Injured workers often apply out of time for review of insurers’ decisions in statutory workers’ compensation claims on the basis of ‘special circumstances’. But what really constitutes ‘special circumstances’? A recent Court of Appeal decision clarifies the position.

Under the Queensland workers’ compensation regime, interested parties have a limited period of time within which to challenge decisions of insurers or the Workers’ Compensation Regulator. The decision most commonly challenged is that by an insurer to reject an injured worker’s application for compensation, which must be appealed within three months.

In the case of Workers’ Compensation Regulator v Pryszlak [2018] QCA 157, the Court of Appeal considered whether Mr Pryszlak had ‘special circumstances’ to justify an application for review considerably out of time.

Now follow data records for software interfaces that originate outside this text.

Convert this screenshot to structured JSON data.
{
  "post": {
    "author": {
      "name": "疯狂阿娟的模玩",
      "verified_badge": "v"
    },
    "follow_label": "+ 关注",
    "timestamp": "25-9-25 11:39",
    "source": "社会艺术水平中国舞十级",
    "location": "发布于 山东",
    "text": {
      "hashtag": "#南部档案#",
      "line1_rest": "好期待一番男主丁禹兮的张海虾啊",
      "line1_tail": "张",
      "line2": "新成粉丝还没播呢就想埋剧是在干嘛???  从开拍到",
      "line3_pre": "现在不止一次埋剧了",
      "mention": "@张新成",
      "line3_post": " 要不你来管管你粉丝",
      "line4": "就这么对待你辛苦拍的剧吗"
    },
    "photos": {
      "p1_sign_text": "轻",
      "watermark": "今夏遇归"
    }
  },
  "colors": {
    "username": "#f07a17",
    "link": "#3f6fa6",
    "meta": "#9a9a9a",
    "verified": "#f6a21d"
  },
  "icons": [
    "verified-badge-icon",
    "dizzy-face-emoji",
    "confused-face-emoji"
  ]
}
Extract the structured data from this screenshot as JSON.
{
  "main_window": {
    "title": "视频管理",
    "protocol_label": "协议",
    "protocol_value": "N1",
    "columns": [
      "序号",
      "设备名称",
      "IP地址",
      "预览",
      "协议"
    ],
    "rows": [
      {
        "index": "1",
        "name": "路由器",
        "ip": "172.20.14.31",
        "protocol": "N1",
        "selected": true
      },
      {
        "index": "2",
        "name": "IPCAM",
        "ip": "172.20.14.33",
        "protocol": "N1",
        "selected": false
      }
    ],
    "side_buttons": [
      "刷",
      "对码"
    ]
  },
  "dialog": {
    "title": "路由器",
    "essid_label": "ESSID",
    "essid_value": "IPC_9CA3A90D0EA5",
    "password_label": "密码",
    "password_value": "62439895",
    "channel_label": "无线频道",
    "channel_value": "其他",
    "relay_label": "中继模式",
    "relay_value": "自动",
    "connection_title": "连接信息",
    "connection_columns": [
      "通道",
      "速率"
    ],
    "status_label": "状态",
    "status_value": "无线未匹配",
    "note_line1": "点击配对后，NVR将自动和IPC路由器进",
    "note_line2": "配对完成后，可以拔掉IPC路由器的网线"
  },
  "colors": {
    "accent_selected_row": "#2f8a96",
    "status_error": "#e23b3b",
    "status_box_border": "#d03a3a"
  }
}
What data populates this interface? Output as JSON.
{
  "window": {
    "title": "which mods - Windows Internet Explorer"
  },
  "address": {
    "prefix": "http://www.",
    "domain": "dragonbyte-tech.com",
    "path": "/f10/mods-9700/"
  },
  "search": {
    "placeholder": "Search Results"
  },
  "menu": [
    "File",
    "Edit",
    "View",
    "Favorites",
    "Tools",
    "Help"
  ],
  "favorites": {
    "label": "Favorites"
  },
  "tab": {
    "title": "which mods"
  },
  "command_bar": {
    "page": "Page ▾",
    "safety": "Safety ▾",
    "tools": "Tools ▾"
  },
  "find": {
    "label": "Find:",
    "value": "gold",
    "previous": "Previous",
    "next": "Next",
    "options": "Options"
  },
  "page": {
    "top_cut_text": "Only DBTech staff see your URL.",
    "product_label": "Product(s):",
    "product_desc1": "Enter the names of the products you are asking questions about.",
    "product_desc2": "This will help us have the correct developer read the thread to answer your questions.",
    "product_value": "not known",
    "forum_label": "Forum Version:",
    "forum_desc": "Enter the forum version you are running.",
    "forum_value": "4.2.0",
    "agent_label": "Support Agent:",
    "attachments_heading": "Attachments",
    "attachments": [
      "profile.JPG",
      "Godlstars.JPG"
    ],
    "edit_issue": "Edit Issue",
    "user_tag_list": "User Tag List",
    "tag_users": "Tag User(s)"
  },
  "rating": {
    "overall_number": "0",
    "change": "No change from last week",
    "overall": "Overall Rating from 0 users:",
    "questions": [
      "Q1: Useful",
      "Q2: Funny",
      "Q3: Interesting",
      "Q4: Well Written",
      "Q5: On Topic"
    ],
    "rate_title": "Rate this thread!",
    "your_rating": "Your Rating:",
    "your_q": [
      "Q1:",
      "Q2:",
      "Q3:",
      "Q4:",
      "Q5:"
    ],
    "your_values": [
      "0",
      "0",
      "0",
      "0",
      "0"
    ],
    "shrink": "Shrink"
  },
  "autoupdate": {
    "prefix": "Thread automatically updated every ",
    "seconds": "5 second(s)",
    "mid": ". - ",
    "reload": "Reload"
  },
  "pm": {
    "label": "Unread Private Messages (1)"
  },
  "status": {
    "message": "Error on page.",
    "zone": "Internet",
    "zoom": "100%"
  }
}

The facts

WorkCover Queensland rejected Mr Pryszlak’s application for compensation on the basis he did not sustain an injury within the course of his employment. Mr Pryszlak did not seek a review of the decision within three months. Instead, after about 15 months, he engaged a solicitor.

Once engaged, Mr Pryszlak’s solicitor quickly gathered additional evidence and applied for a review. As part of the application, the solicitor explained that:

  • WorkCover’s initial decision had been based on incomplete and incorrect facts, which Mr Pryszlak did not appreciate, at least partly because he had not been afforded natural justice.
  • Mr Pryszlak had not sought a review of the decision earlier because he was ‘not highly literate’, was ignorant of his entitlements, and lacked an appreciation of the scheme.

The additional evidence provided by the solicitor justified a reversal of the initial decision. However, the Regulator declined to consider the application for review on the basis it was out of time. Mr Pryszlak sought judicial review of that decision by the Regulator.

The Court of Appeal’s decision

The Court of Appeal unanimously found that Mr Pryszlak had demonstrated ‘special circumstances’ to justify an out of time application for review. In doing so, it affirmed the first instance (judicial review) decision of McMeekin J.

The Court noted:

  • The purpose of the three-month limitation is to provide the employer and insurer the benefit of finality. However, the overriding purpose of the scheme is to provide for compensation, which requires that ‘injured workers are treated fairly by insurers’. This, in turn, extends to making administrative decisions according to law. In Sofronoff P’s words:

The power to extend time exists to prevent injustice in a particular case that might be caused by the enforcement of a general time limit. It is an instance of the general policy of the law to ensure that mandatory statutory provisions are not applied blindly so as to cause injustice in an individual case.

  • In the case of section 542, ‘the large factor’ will always be the explanation for the delay. However, the merits of the compensation claim ‘are also obviously relevant’. ‘If a claim has little merit, there can hardly be any likely injustice in refusing an extension of time.’ Conversely, the existence of ‘an evidently meritorious claim’ will bear upon the issue of ‘whether other relevant circumstances taken together with the merits would constitute special circumstances’.

The Court of Appeal then found in respect of Mr Pryszlak’s circumstances:

  • He had been denied natural justice, particularly by WorkCover failing to inform him of (or give him the opportunity to respond to) the evidence it was obtaining and considering before its decision was made.
  • The failure to afford procedural fairness meant that (a) the decision sought to be reviewed was not a decision at all and (b) the fact that the decision maker had not actually performed their statutory duty was ‘undoubtedly’ a special circumstance, especially because one of the objects of the legislation is that workers be treated fairly.
  • The failure by the Regulator to consider the obvious merits of his claim also vitiated its decision.

Lessons

The key lessons from this decision are simple:

  • While injured workers’ entitlements must be balanced against the benefits of finality, the fundamental reason for extension of time provisions is to ensure time limits do not cause injustice in a particular case.
  • The merits of an out of time application are almost as important as the reasons for the delay because those merits go to the question of injustice.
  • Injured workers must be provided natural justice and procedural fairness at every step, in every process.